Senator Bill Hagerty (R-TN) delayed Thursday President Joe Biden’s infrastructure deal in the Senate for a final vote over concerns the legislation would increase the federal deficit by $256 billion.
The final vote could now be delayed into early next week.
“Earlier this afternoon, the Congressional Budget Office released its long awaited score for this infrastructure bill. While we’ve heard for weeks that it would be paid for, it’s not. It didn’t just come up short, it came up a quarter of a trillion dollars short,” Hagerty said late Thursday in a released statement.

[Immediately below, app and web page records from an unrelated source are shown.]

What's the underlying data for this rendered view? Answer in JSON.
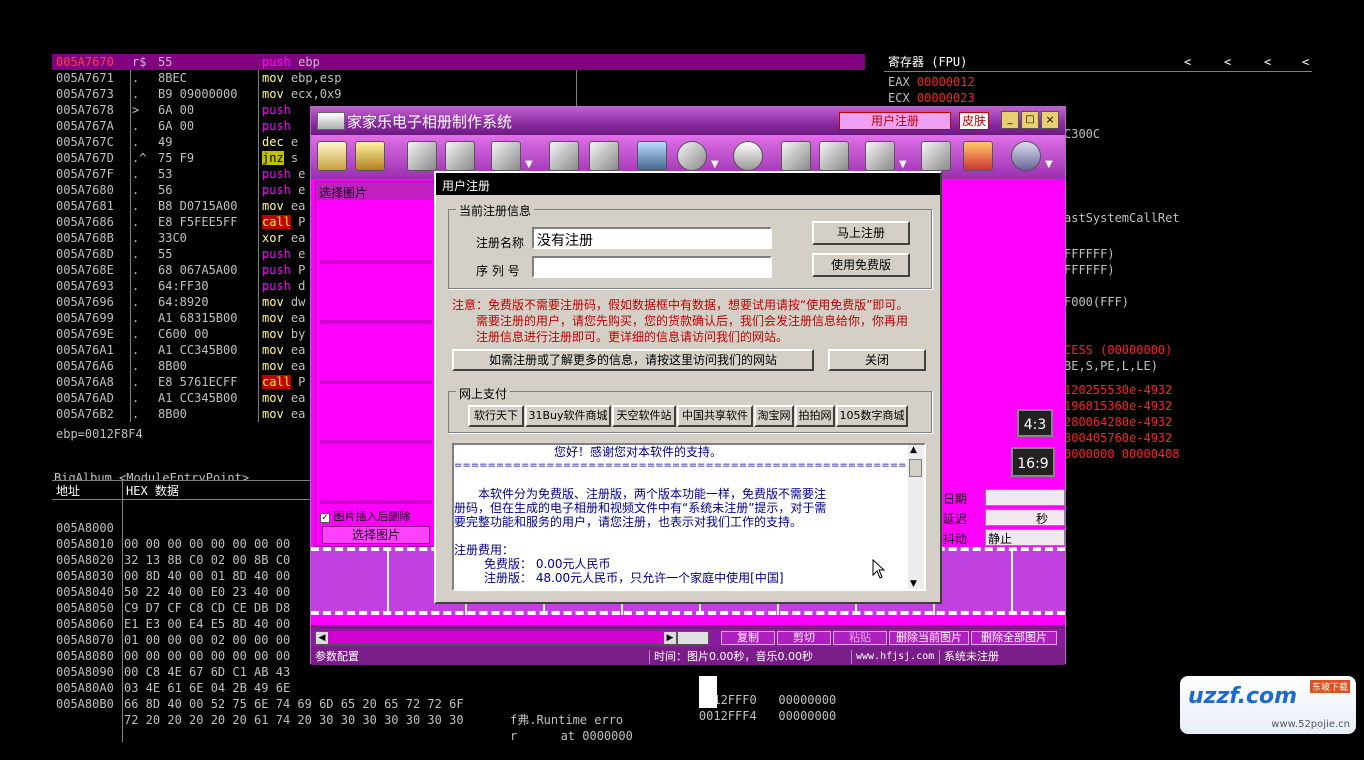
{
  "code_rows": [
    {
      "addr": "005A7670",
      "mark": "r$",
      "hex": "55",
      "asm": "push ebp",
      "sel": true
    },
    {
      "addr": "005A7671",
      "mark": ".",
      "hex": "8BEC",
      "asm": "mov ebp,esp"
    },
    {
      "addr": "005A7673",
      "mark": ".",
      "hex": "B9 09000000",
      "asm": "mov ecx,0x9"
    },
    {
      "addr": "005A7678",
      "mark": ">",
      "hex": "6A 00",
      "asm": "push"
    },
    {
      "addr": "005A767A",
      "mark": ".",
      "hex": "6A 00",
      "asm": "push"
    },
    {
      "addr": "005A767C",
      "mark": ".",
      "hex": "49",
      "asm": "dec e"
    },
    {
      "addr": "005A767D",
      "mark": ".^",
      "hex": "75 F9",
      "asm": "jnz s"
    },
    {
      "addr": "005A767F",
      "mark": ".",
      "hex": "53",
      "asm": "push e"
    },
    {
      "addr": "005A7680",
      "mark": ".",
      "hex": "56",
      "asm": "push e"
    },
    {
      "addr": "005A7681",
      "mark": ".",
      "hex": "B8 D0715A00",
      "asm": "mov ea"
    },
    {
      "addr": "005A7686",
      "mark": ".",
      "hex": "E8 F5FEE5FF",
      "asm": "call P"
    },
    {
      "addr": "005A768B",
      "mark": ".",
      "hex": "33C0",
      "asm": "xor ea"
    },
    {
      "addr": "005A768D",
      "mark": ".",
      "hex": "55",
      "asm": "push e"
    },
    {
      "addr": "005A768E",
      "mark": ".",
      "hex": "68 067A5A00",
      "asm": "push P"
    },
    {
      "addr": "005A7693",
      "mark": ".",
      "hex": "64:FF30",
      "asm": "push d"
    },
    {
      "addr": "005A7696",
      "mark": ".",
      "hex": "64:8920",
      "asm": "mov dw"
    },
    {
      "addr": "005A7699",
      "mark": ".",
      "hex": "A1 68315B00",
      "asm": "mov ea"
    },
    {
      "addr": "005A769E",
      "mark": ".",
      "hex": "C600 00",
      "asm": "mov by"
    },
    {
      "addr": "005A76A1",
      "mark": ".",
      "hex": "A1 CC345B00",
      "asm": "mov ea"
    },
    {
      "addr": "005A76A6",
      "mark": ".",
      "hex": "8B00",
      "asm": "mov ea"
    },
    {
      "addr": "005A76A8",
      "mark": ".",
      "hex": "E8 5761ECFF",
      "asm": "call P"
    },
    {
      "addr": "005A76AD",
      "mark": ".",
      "hex": "A1 CC345B00",
      "asm": "mov ea"
    },
    {
      "addr": "005A76B2",
      "mark": ".",
      "hex": "8B00",
      "asm": "mov ea"
    }
  ],
  "ebp_line": "ebp=0012F8F4",
  "module_line": "BigAlbum.<ModuleEntryPoint>",
  "registers": {
    "header": "寄存器 (FPU)",
    "lines": [
      {
        "text": "EAX",
        "val": "00000012",
        "red": true
      },
      {
        "text": "ECX",
        "val": "00000023",
        "red": true
      },
      {
        "text": "",
        "val": "C300C"
      },
      {
        "text": "",
        "val": "astSystemCallRet"
      },
      {
        "text": "",
        "val": "FFFFFF)"
      },
      {
        "text": "",
        "val": "FFFFFF)"
      },
      {
        "text": "",
        "val": "F000(FFF)"
      },
      {
        "text": "",
        "val": "CESS (00000000)",
        "red": true
      },
      {
        "text": "",
        "val": "BE,S,PE,L,LE)"
      },
      {
        "text": "",
        "val": "120255530e-4932",
        "red": true
      },
      {
        "text": "",
        "val": "196815360e-4932",
        "red": true
      },
      {
        "text": "",
        "val": "280064280e-4932",
        "red": true
      },
      {
        "text": "",
        "val": "300405760e-4932",
        "red": true
      },
      {
        "text": "",
        "val": "0000000 00000408",
        "red": true
      }
    ]
  },
  "hex_panel": {
    "col1": "地址",
    "col2": "HEX 数据",
    "rows": [
      {
        "addr": "005A8000",
        "hex": "00 00 00 00 00 00 00 00"
      },
      {
        "addr": "005A8010",
        "hex": "32 13 8B C0 02 00 8B C0"
      },
      {
        "addr": "005A8020",
        "hex": "00 8D 40 00 01 8D 40 00"
      },
      {
        "addr": "005A8030",
        "hex": "50 22 40 00 E0 23 40 00"
      },
      {
        "addr": "005A8040",
        "hex": "C9 D7 CF C8 CD CE DB D8"
      },
      {
        "addr": "005A8050",
        "hex": "E1 E3 00 E4 E5 8D 40 00"
      },
      {
        "addr": "005A8060",
        "hex": "01 00 00 00 02 00 00 00"
      },
      {
        "addr": "005A8070",
        "hex": "00 00 00 00 00 00 00 00"
      },
      {
        "addr": "005A8080",
        "hex": "00 C8 4E 67 6D C1 AB 43"
      },
      {
        "addr": "005A8090",
        "hex": "03 4E 61 6E 04 2B 49 6E"
      },
      {
        "addr": "005A80A0",
        "hex": "66 8D 40 00 52 75 6E 74 69 6D 65 20 65 72 72 6F",
        "ascii": "f弗.Runtime erro"
      },
      {
        "addr": "005A80B0",
        "hex": "72 20 20 20 20 20 61 74 20 30 30 30 30 30 30 30",
        "ascii": "r      at 0000000"
      }
    ]
  },
  "stack": [
    {
      "addr": "0012FFF0",
      "val": "00000000"
    },
    {
      "addr": "0012FFF4",
      "val": "00000000"
    }
  ],
  "app": {
    "title": "家家乐电子相册制作系统",
    "register_link": "用户注册",
    "skin_btn": "皮肤",
    "select_pic_label": "选择图片",
    "delete_after_insert": "图片插入后删除",
    "select_pic_btn": "选择图片",
    "ratio_43": "4:3",
    "ratio_169": "16:9",
    "right_fields": [
      {
        "label": "日期",
        "value": ""
      },
      {
        "label": "延迟",
        "value": "秒"
      },
      {
        "label": "抖动",
        "value": "静止"
      }
    ],
    "bottom_btns": [
      "复制",
      "剪切",
      "粘贴",
      "删除当前图片",
      "删除全部图片"
    ],
    "status": {
      "config": "参数配置",
      "time": "时间：图片0.00秒，音乐0.00秒",
      "site": "www.hfjsj.com",
      "reg": "系统未注册"
    }
  },
  "dialog": {
    "title": "用户注册",
    "group1": "当前注册信息",
    "name_label": "注册名称",
    "name_value": "没有注册",
    "serial_label": "序 列 号",
    "serial_value": "",
    "btn_register": "马上注册",
    "btn_free": "使用免费版",
    "note_lines": [
      "注意：免费版不需要注册码，假如数据框中有数据，想要试用请按“使用免费版”即可。",
      "需要注册的用户，请您先购买，您的货款确认后，我们会发注册信息给你，你再用",
      "注册信息进行注册即可。更详细的信息请访问我们的网站。"
    ],
    "btn_website": "如需注册或了解更多的信息，请按这里访问我们的网站",
    "btn_close": "关闭",
    "group2": "网上支付",
    "shops": [
      "软行天下",
      "31Buy软件商城",
      "天空软件站",
      "中国共享软件",
      "淘宝网",
      "拍拍网",
      "105数字商城"
    ],
    "info_lines": [
      "您好！感谢您对本软件的支持。",
      "======================================================",
      "",
      "本软件分为免费版、注册版，两个版本功能一样，免费版不需要注",
      "册码，但在生成的电子相册和视频文件中有“系统未注册”提示，对于需",
      "要完整功能和服务的用户，请您注册，也表示对我们工作的支持。",
      "",
      "注册费用：",
      "免费版：  0.00元人民币",
      "注册版：  48.00元人民币，只允许一个家庭中使用[中国]"
    ]
  },
  "watermark": {
    "logo": "uzzf.com",
    "sub": "东坡下载",
    "url": "www.52pojie.cn"
  }
}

“The CBO indicated this bill will increase the deficit by at least $256 billion dollars when it was supposed to break even. Despite this news, I was asked to consent to expedite the process and pass it,” he continued.
“I could not, in good conscience, allow that to happen at this hour,” Hagerty explained, “especially when the objective of the majority is to hurry up and pass this bill so that they can move quickly to their $3.5 trillion tax-and-spend spree designed to implement the Green New Deal and increase Americans’ dependence on the government so I objected.”

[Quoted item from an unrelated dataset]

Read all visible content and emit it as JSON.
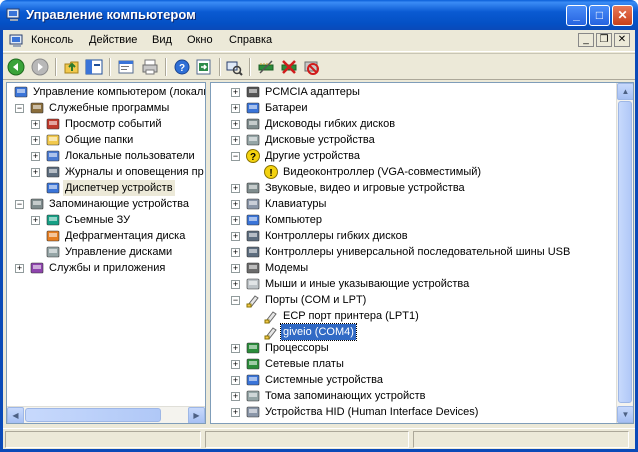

Senate Minority Whip John Thune (R-SD), who is supporting Biden and handing the administration a huge win — one which the President has already used as Democrat propaganda to deter Republicans’ chances of winning back the House in the midterms — told a New York Times reporter the bill is momentarily on hold.
“Tonight things just kind of got bogged down a little bit because there were a number of disagreements,” said Thune about the 22 amendments that have been submitted for negotiation. “And when somebody doesn’t get their amendment, they put a hold on everything else. And we’ve seen this before, I mean it’s a frequent movie around here.”
Breitbart News reported Thursday the Congressional Budget Office (CBO) said the legislation would add $256 billion to the deficit over ten years, triggering Sen. Steve Daines (R-MT) to publicly say he is a no vote.
But not all Republicans needed to stop the deal are fighting the potential Biden win.
Sens. Roy Blunt (R-MO), Richard Burr (R-NC), Shelley Moore Capito (R-WV), Bill Cassidy (R-LA), Mike Crapo (R-ID), Lindsey Graham (R-SC), Mitch McConnell (R-KY), Lisa Murkowski (R-AK), Jim Risch (R-ID), Mitt Romney (R-UT), Thom Tillis (R-NC), Todd Young (R-IN), John Hoeven (R-ND), Susan Collins (R-ME), Kevin Cramer (R-ND), Rob Portman (R-OH), and Chuck Grassley (R-IA) are among the group that seems eager to pass the legislation.